Jupiter's moons and ring materials follow all the laws of physics, including centripetal force and centripetal acceleration.
is, simply, the force that causes centripetal acceleration. Objects that move in uniform circular motion all have an acceleration toward the center of the circle and therefore, they must also suffer a force toward the center of the circle. That force is the centripetal force. For orbiting satellites, such as the moon orbiting the earth or the earth orbiting the sun, the centripetal force is produced by gravity. When an Olympic hammer thrower whirls a massive ball on a chain, the centripetal force is created by the athlete and transmitted by the chain.
Newton's second law shows the relationship between force and acceleration,
. Since we have formulas expressing the relationships for centripetal acceleration, they can easily be altered to show the relationships for centripetal force.
Many people incorrectly use the term

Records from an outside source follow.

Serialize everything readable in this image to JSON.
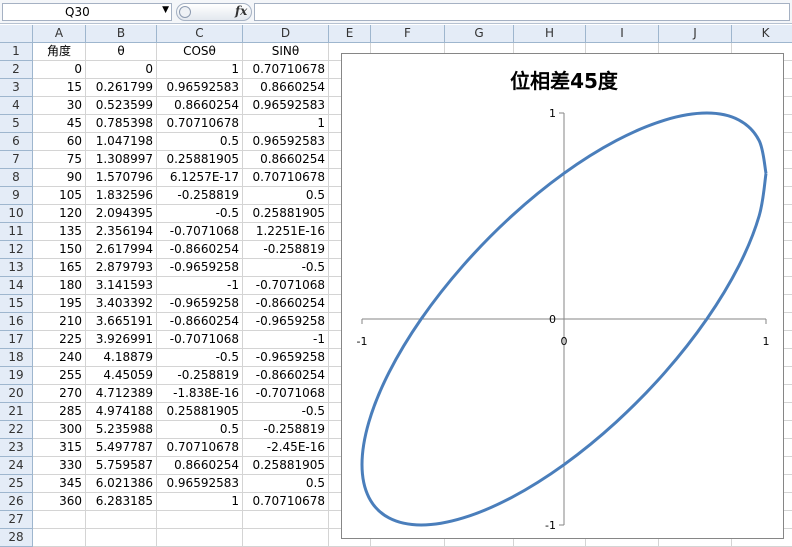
{
  "formula_bar": {
    "name_box": "Q30",
    "fx_label": "fx",
    "content": ""
  },
  "columns": [
    "A",
    "B",
    "C",
    "D",
    "E",
    "F",
    "G",
    "H",
    "I",
    "J",
    "K"
  ],
  "header_row": [
    "角度",
    "θ",
    "COSθ",
    "SINθ"
  ],
  "rows": [
    [
      "0",
      "0",
      "1",
      "0.70710678"
    ],
    [
      "15",
      "0.261799",
      "0.96592583",
      "0.8660254"
    ],
    [
      "30",
      "0.523599",
      "0.8660254",
      "0.96592583"
    ],
    [
      "45",
      "0.785398",
      "0.70710678",
      "1"
    ],
    [
      "60",
      "1.047198",
      "0.5",
      "0.96592583"
    ],
    [
      "75",
      "1.308997",
      "0.25881905",
      "0.8660254"
    ],
    [
      "90",
      "1.570796",
      "6.1257E-17",
      "0.70710678"
    ],
    [
      "105",
      "1.832596",
      "-0.258819",
      "0.5"
    ],
    [
      "120",
      "2.094395",
      "-0.5",
      "0.25881905"
    ],
    [
      "135",
      "2.356194",
      "-0.7071068",
      "1.2251E-16"
    ],
    [
      "150",
      "2.617994",
      "-0.8660254",
      "-0.258819"
    ],
    [
      "165",
      "2.879793",
      "-0.9659258",
      "-0.5"
    ],
    [
      "180",
      "3.141593",
      "-1",
      "-0.7071068"
    ],
    [
      "195",
      "3.403392",
      "-0.9659258",
      "-0.8660254"
    ],
    [
      "210",
      "3.665191",
      "-0.8660254",
      "-0.9659258"
    ],
    [
      "225",
      "3.926991",
      "-0.7071068",
      "-1"
    ],
    [
      "240",
      "4.18879",
      "-0.5",
      "-0.9659258"
    ],
    [
      "255",
      "4.45059",
      "-0.258819",
      "-0.8660254"
    ],
    [
      "270",
      "4.712389",
      "-1.838E-16",
      "-0.7071068"
    ],
    [
      "285",
      "4.974188",
      "0.25881905",
      "-0.5"
    ],
    [
      "300",
      "5.235988",
      "0.5",
      "-0.258819"
    ],
    [
      "315",
      "5.497787",
      "0.70710678",
      "-2.45E-16"
    ],
    [
      "330",
      "5.759587",
      "0.8660254",
      "0.25881905"
    ],
    [
      "345",
      "6.021386",
      "0.96592583",
      "0.5"
    ],
    [
      "360",
      "6.283185",
      "1",
      "0.70710678"
    ]
  ],
  "row_numbers": [
    "1",
    "2",
    "3",
    "4",
    "5",
    "6",
    "7",
    "8",
    "9",
    "10",
    "11",
    "12",
    "13",
    "14",
    "15",
    "16",
    "17",
    "18",
    "19",
    "20",
    "21",
    "22",
    "23",
    "24",
    "25",
    "26",
    "27",
    "28"
  ],
  "chart_data": {
    "type": "scatter",
    "title": "位相差45度",
    "xlim": [
      -1,
      1
    ],
    "ylim": [
      -1,
      1
    ],
    "x_ticks": [
      "-1",
      "0",
      "1"
    ],
    "y_ticks": [
      "1",
      "0",
      "-1"
    ],
    "line_color": "#4a7ebb",
    "series": [
      {
        "x": [
          1,
          0.96592583,
          0.8660254,
          0.70710678,
          0.5,
          0.25881905,
          0,
          -0.258819,
          -0.5,
          -0.7071068,
          -0.8660254,
          -0.9659258,
          -1,
          -0.9659258,
          -0.8660254,
          -0.7071068,
          -0.5,
          -0.258819,
          0,
          0.25881905,
          0.5,
          0.70710678,
          0.8660254,
          0.96592583,
          1
        ],
        "y": [
          0.70710678,
          0.8660254,
          0.96592583,
          1,
          0.96592583,
          0.8660254,
          0.70710678,
          0.5,
          0.25881905,
          0,
          -0.258819,
          -0.5,
          -0.7071068,
          -0.8660254,
          -0.9659258,
          -1,
          -0.9659258,
          -0.8660254,
          -0.7071068,
          -0.5,
          -0.258819,
          0,
          0.25881905,
          0.5,
          0.70710678
        ]
      }
    ]
  }
}
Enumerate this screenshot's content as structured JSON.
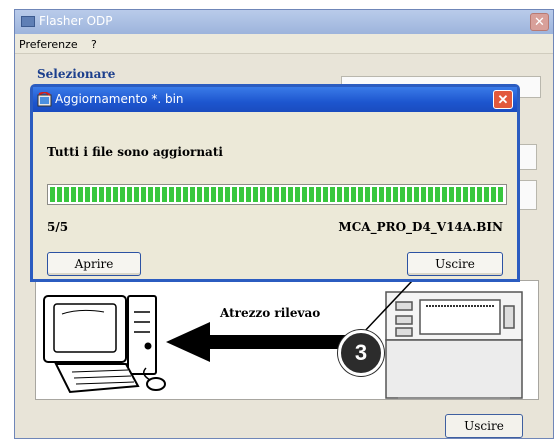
{
  "main_window": {
    "title": "Flasher ODP",
    "close_glyph": "✕",
    "menu": [
      "Preferenze",
      "?"
    ],
    "section_label": "Selezionare",
    "uscire_label": "Uscire"
  },
  "dialog": {
    "title": "Aggiornamento *. bin",
    "close_glyph": "✕",
    "status_message": "Tutti i file sono aggiornati",
    "progress_fraction": 1.0,
    "count": "5/5",
    "filename": "MCA_PRO_D4_V14A.BIN",
    "open_label": "Aprire",
    "exit_label": "Uscire"
  },
  "illustration": {
    "arrow_label": "Atrezzo rilevao",
    "callout_number": "3"
  },
  "colors": {
    "dialog_title": "#1d56cf",
    "progress_green": "#38c73e",
    "close_red": "#e2593c"
  }
}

. Often, you will hear the term centrifugal force used to describe the outward force pushing an object away from the center of a circle. In reality, however, centrifugal forces are inertial, or fictional, forces. They only exist in the frame of reference of the object that is moving and, even then, are theoretical. Physicists dealing in a moving frame of reference use centrifugal forces to ease calculations.
For a great explanation of the difference between centrifugal and centripetal force, see this video:
Centripetal force is the force that causes centripetal acceleration.
Equations for centripetal force are
A video of physics students riding a roller coaster. Use this resource to answer the questions that follow.
Does the roller coaster in the video have a complete circle as part of its path?
What is it that keeps the glass of water on the tray as it swings over the student's head?
What causes the centripetal force acting on the water in the cup? The roller coaster?
A runner moving at a speed of 8.8 m/s rounds a bend with a radius of 25 m. What is the centripetal force needed to keep this runner on the curve and what supplies this force?
A 1000. kg car rounds a curve of 50.0 m radius on a flat road with a speed of 14.0 m/s.
Will the car make the turn successfully if the pavement is dry and the coefficient of friction is 0.60?
Will the car make the turn successfully if the pavement is wet and the coefficient of friction is 0.20?
An 0.500 kg object tied to a string is swung around a person's head in a horizontal circle. The length of the string is 1.00 m and the maximum force the string can withstand without breaking is 25.0 N. What is the maximum speed the object may be swung without breaking the string?